Political efforts to change a key part of the Constitution that would make it much easier to revise other articles continue to strengthen in the ruling and opposition parties.

Nippon Ishin no Kai (Japan Restoration Party) and Your Party have agreed to cooperate on submitting a proposal to revise Article 96, which currently stipulates that constitutional amendments require two-thirds approval by both the Lower House and the Upper House. The parties favor lowering that to a simple majority in both Diet chambers.

Despite differences on a number of policy issues, Nippon Ishin and Your Party have long pushed for revising Article 96. Last week, Yorihisa Matsuno, secretary general of Nippon Ishin’s Diet group, said they will cooperate by drawing up a joint proposal to lower the Diet requirements.

The agreement between Nippon Ishin and Your Party on Article 96 comes as all parties are looking toward the Upper House election in July, which is being dubbed in some quarters as the “constitutional revision election.”

Strong gains by the ruling Liberal Democratic Party, or by Nippon Ishin and Your Party, could give those who favor changing Article 96 the necessary votes in the Upper House.
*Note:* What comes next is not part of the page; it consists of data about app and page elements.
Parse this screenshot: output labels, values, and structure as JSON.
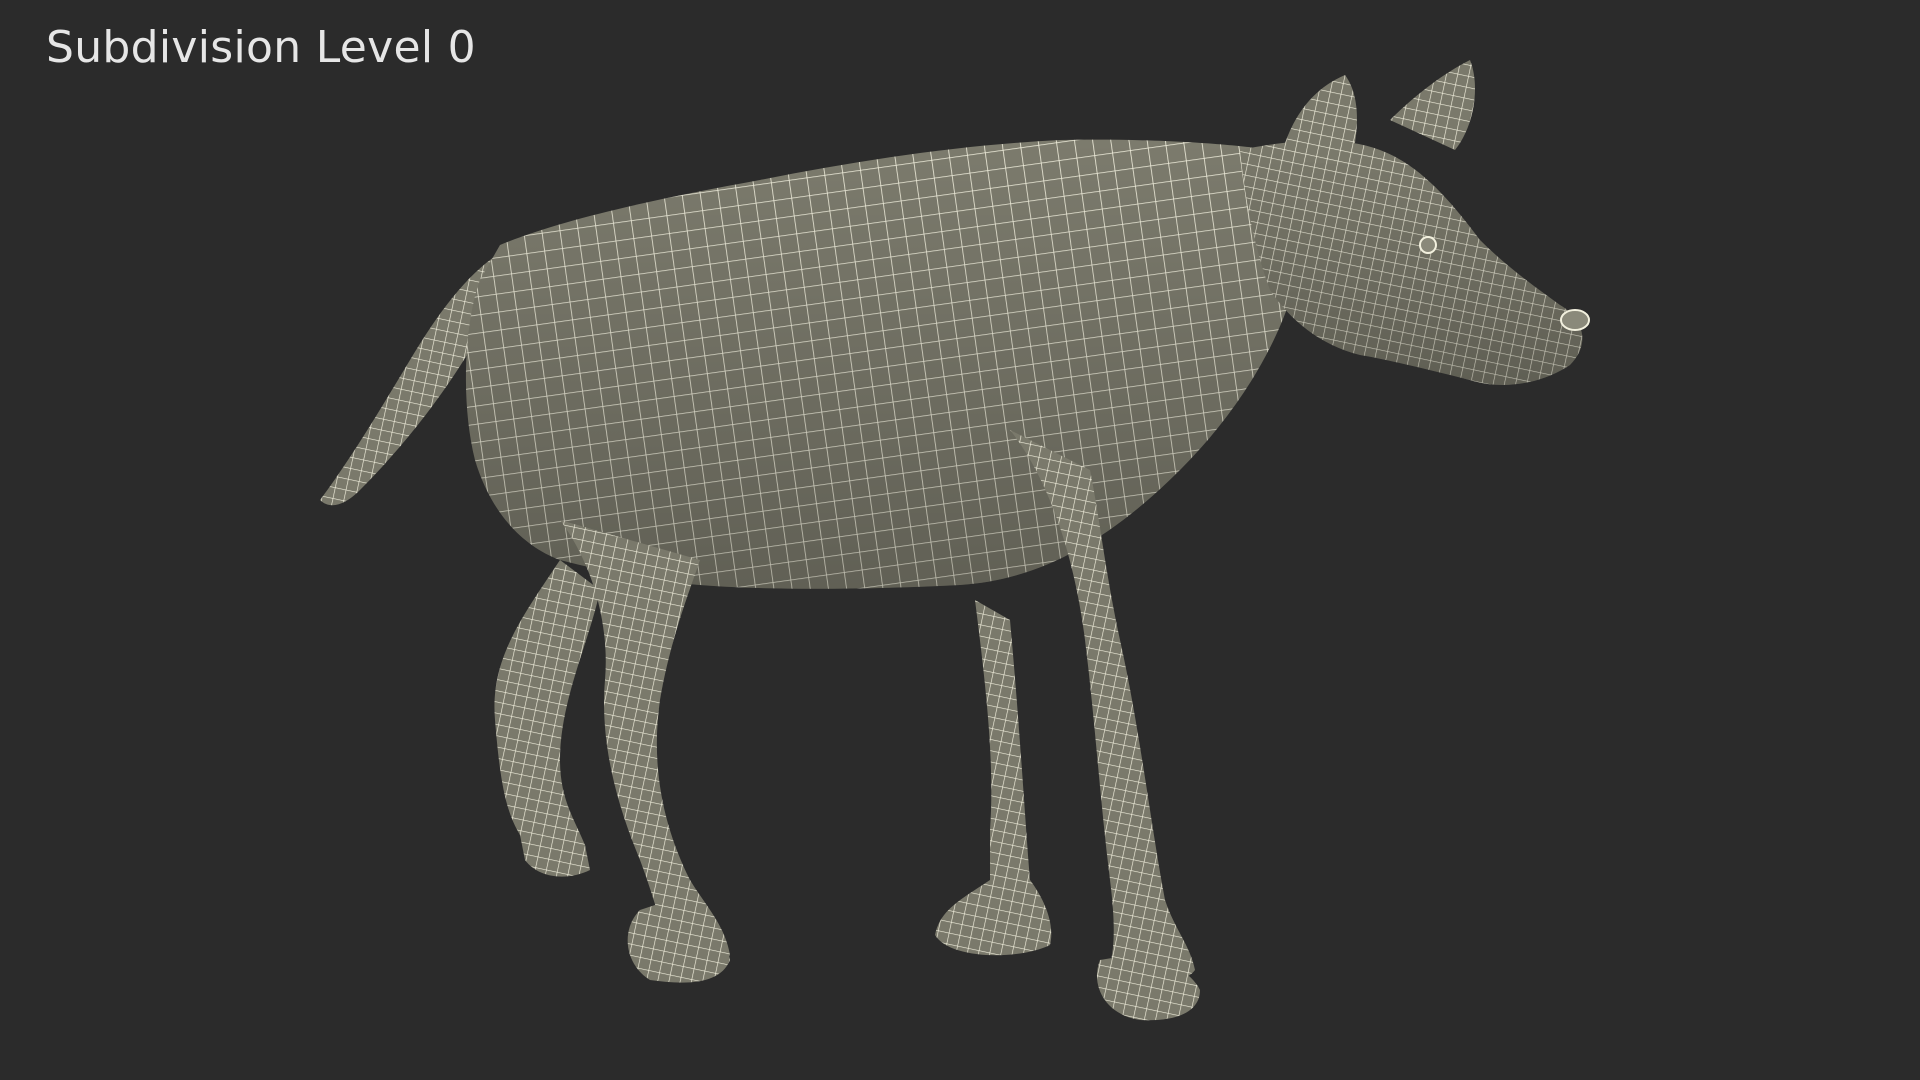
{
  "caption": "Subdivision Level 0",
  "colors": {
    "background": "#2b2b2b",
    "mesh_fill": "#7c7b6d",
    "wire": "#f2f0de"
  },
  "subject": "hyena-wireframe-model"
}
Prime Minister Shinzo Abe said last month he supports changing the article.

However, LDP coalition partner New Komeito has expressed reservations that it could lead to a quick revision of Article 9′s no-war clause.

The LDP-New Komeito coalition has more than a two-thirds majority in the Lower House. The LDP, by itself, does not. But if the LDP teamed up with Nippon Ishin and Your Party to vote for revising Article 96, it would pass by far more than a two-thirds majority.

Such cooperation in the Lower House, combined with a two-thirds majority in the Upper House depending on the outcome of this summer’s election, would virtually guarantee Diet passage of an amendment to Article 96. The change would then be put to a national referendum, where a simple majority of votes cast would be needed for it to become law.